The GCC enjoys a relatively crime-free reputation. And it seems to be getting safer: in 2008 in the UAE, the incidence of serious crime was 255.53 per 100,000 residents, which dropped to 83.7 in 2011. Even so, it’s always worth making sure your home is as secure as possible before leaving to go on holiday. And it’s not all about protecting yourself from crime. Forgetting to switch off lights can result in a nasty surprise when it comes to paying your electric bill, while neglecting to inform the gardener that you’re going away can mean you return home to a desert come the end of summer.
Have security watch your house
Whether you’re disappearing on holiday for a while, or have to leave town for another reason, the security guards at your building or compound can keep an eye on your property for you until you get back. If you’ve informed them you won’t be around, they can keep an eye out for anything suspicious, including visitors claiming your residence as their destination. Make sure to advise them as well of any plans for house sitters or people who will be coming in and out: that way, they can better ensure only people you’ve given keys to get in. Don’t have security guards? If you’re friendly with your neighbours and trust them, it might not be a bad idea to let them know your holiday plans: a neighbour will notice lights on that aren’t meant to be, strange cars, or people coming and going if they know no one’s home. And, if you’re going to be gone for a lengthy period, you might want to arrange for a friend to pop in every few weeks regardless. They’ll be able to catch any problems earlier, which makes them easier to solve. While they’re at it, have them turn your car on for a few minutes every few days if you’re leaving it behind: cars left unattended in the summer heat may have problems starting when you return.
Water and electricity
Whether or not to turn your air-conditioning off is often debated, but keeping your thermostat around 25°C allows it to come on a little every day, and is a good way to protect any electronics you may have left behind that could get damaged if left to heat up. Keeping humidity low also helps protect your furniture. Switch off all electrical appliances at the mains. Leaving things like TVs and DVD players on standby still uses around 60 per cent as much electricity. Switch the outlets off at the wall. As a courtesy to your neighbours, you may also want to switch off anything that has an alarm timer set. The same should be said for water – make sure all taps are turned tightly off, and if you think you may have a leak, call in a plumber before you go. A small drip over a few weeks could lead to a hefty bill upon your return, and you don’t want that adding to your post-holiday blues. If you’re uncertain about a leak or whether your A/C is working properly, get a professional in to make sure everything is in order.

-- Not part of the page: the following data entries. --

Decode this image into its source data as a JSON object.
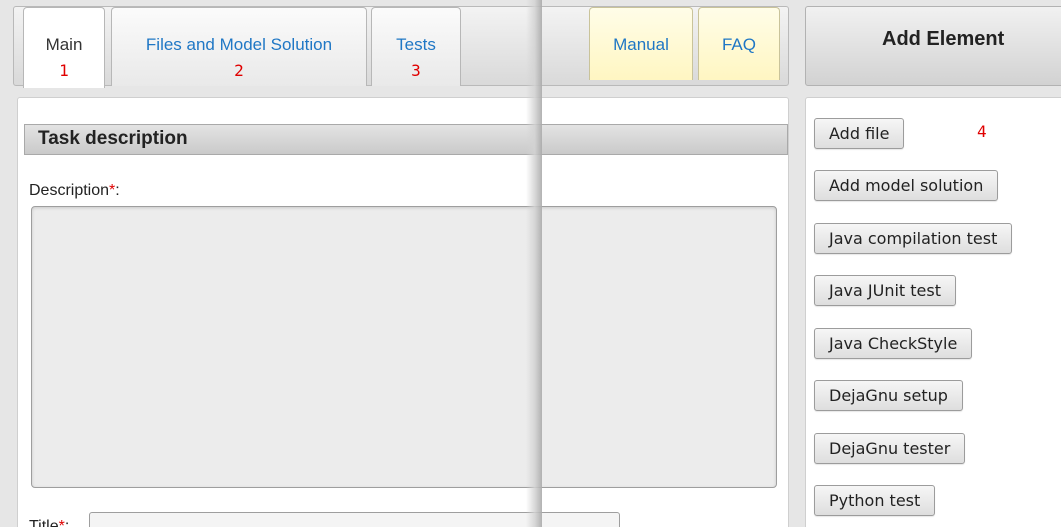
{
  "tabs": [
    {
      "label": "Main",
      "marker": "1"
    },
    {
      "label": "Files and Model Solution",
      "marker": "2"
    },
    {
      "label": "Tests",
      "marker": "3"
    },
    {
      "label": "Manual"
    },
    {
      "label": "FAQ"
    }
  ],
  "section": {
    "title": "Task description"
  },
  "fields": {
    "description_label": "Description",
    "title_label": "Title",
    "required_mark": "*",
    "colon": ":"
  },
  "right_panel": {
    "header": "Add Element",
    "marker": "4",
    "buttons": [
      "Add file",
      "Add model solution",
      "Java compilation test",
      "Java JUnit test",
      "Java CheckStyle",
      "DejaGnu setup",
      "DejaGnu tester",
      "Python test"
    ]
  },
  "colors": {
    "link": "#1f77c5",
    "required": "#e00000",
    "marker": "#e00000"
  }
}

Give the gardeners keys to your back gate so they can still get in to maintain your carefully-cultivated flora. If you’ve put a lot of time, effort and money into creating your own little oasis, the last thing you want is to come back to something that better resembles a desert. The same goes for watering indoor and balcony plants, and a good maid service will often take care of this for you – it’s also a good idea to have someone dusting if you’re away for more than a month.
It may seem obvious, but pets being left to fend for themselves is not unheard of. If leaving animals at home, enlist a friend to stop by not just to top up food and water, but also to ensure the animals get exercise and aren’t getting too hot (a breakdown with your AC could be deadly to your pets). Alternatively have a kennel or cattery put your pets up. Many vet offices have boarding available, including Park View Pet Center (www.parkviewpetcenter.net) in custom made cat condos and dog areas. Qatar Animal Welfare Society (www.qaws.org) also has a boarding section, with funds going to support the shelter.
• Draw the blinds and curtains to keep out as much heat as is possible.
• Take down any parasols. Even a mild shamal could result in damage to your property.
• Bin perishable foods in the fridge or cupboards – except bread and leftover crisps, which will be eaten by birds in no time if sprinkled over the lawn, balcony or window sill.